• **WHAT YOU HAVE TO DO**
This exercise calls for a copy of every line in the listing below that carries the word "found".

• **EXERCISE MATERIALS**
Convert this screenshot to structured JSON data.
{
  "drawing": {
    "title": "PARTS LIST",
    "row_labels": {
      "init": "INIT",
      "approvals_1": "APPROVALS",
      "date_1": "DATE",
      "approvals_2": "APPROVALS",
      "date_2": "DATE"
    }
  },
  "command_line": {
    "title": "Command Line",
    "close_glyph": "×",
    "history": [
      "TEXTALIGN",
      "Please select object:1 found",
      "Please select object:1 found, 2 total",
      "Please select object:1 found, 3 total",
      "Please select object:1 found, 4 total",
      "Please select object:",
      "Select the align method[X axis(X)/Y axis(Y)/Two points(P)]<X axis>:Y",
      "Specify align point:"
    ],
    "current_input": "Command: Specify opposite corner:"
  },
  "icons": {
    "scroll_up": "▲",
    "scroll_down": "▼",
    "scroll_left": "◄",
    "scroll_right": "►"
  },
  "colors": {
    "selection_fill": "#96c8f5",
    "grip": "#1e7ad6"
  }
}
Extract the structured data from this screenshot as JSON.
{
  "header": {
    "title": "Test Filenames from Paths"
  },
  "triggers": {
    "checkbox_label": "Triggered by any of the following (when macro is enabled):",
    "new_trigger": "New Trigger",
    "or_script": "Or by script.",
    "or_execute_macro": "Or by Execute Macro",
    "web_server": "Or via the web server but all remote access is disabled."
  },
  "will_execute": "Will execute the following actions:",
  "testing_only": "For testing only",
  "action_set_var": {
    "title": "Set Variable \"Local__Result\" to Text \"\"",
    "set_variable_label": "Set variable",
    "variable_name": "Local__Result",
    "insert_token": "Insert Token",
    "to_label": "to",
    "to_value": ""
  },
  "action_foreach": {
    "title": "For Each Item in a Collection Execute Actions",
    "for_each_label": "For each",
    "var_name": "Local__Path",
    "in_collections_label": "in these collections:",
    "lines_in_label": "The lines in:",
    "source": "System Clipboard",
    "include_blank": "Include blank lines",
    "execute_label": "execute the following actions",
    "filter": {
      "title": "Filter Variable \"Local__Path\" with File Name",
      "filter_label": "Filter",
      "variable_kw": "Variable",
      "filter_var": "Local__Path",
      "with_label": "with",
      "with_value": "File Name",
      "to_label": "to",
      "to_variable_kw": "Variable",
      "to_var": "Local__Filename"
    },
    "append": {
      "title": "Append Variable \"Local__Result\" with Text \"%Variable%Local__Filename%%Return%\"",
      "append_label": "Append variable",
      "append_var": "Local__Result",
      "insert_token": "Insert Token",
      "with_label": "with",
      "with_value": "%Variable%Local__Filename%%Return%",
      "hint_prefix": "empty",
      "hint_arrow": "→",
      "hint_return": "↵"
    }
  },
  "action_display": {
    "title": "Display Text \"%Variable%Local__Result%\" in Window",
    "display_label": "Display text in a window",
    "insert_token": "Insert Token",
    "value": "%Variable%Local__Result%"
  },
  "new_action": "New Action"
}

• **OUTPUT BELOW**
      "Please select object:1 found",
      "Please select object:1 found, 2 total",
      "Please select object:1 found, 3 total",
      "Please select object:1 found, 4 total",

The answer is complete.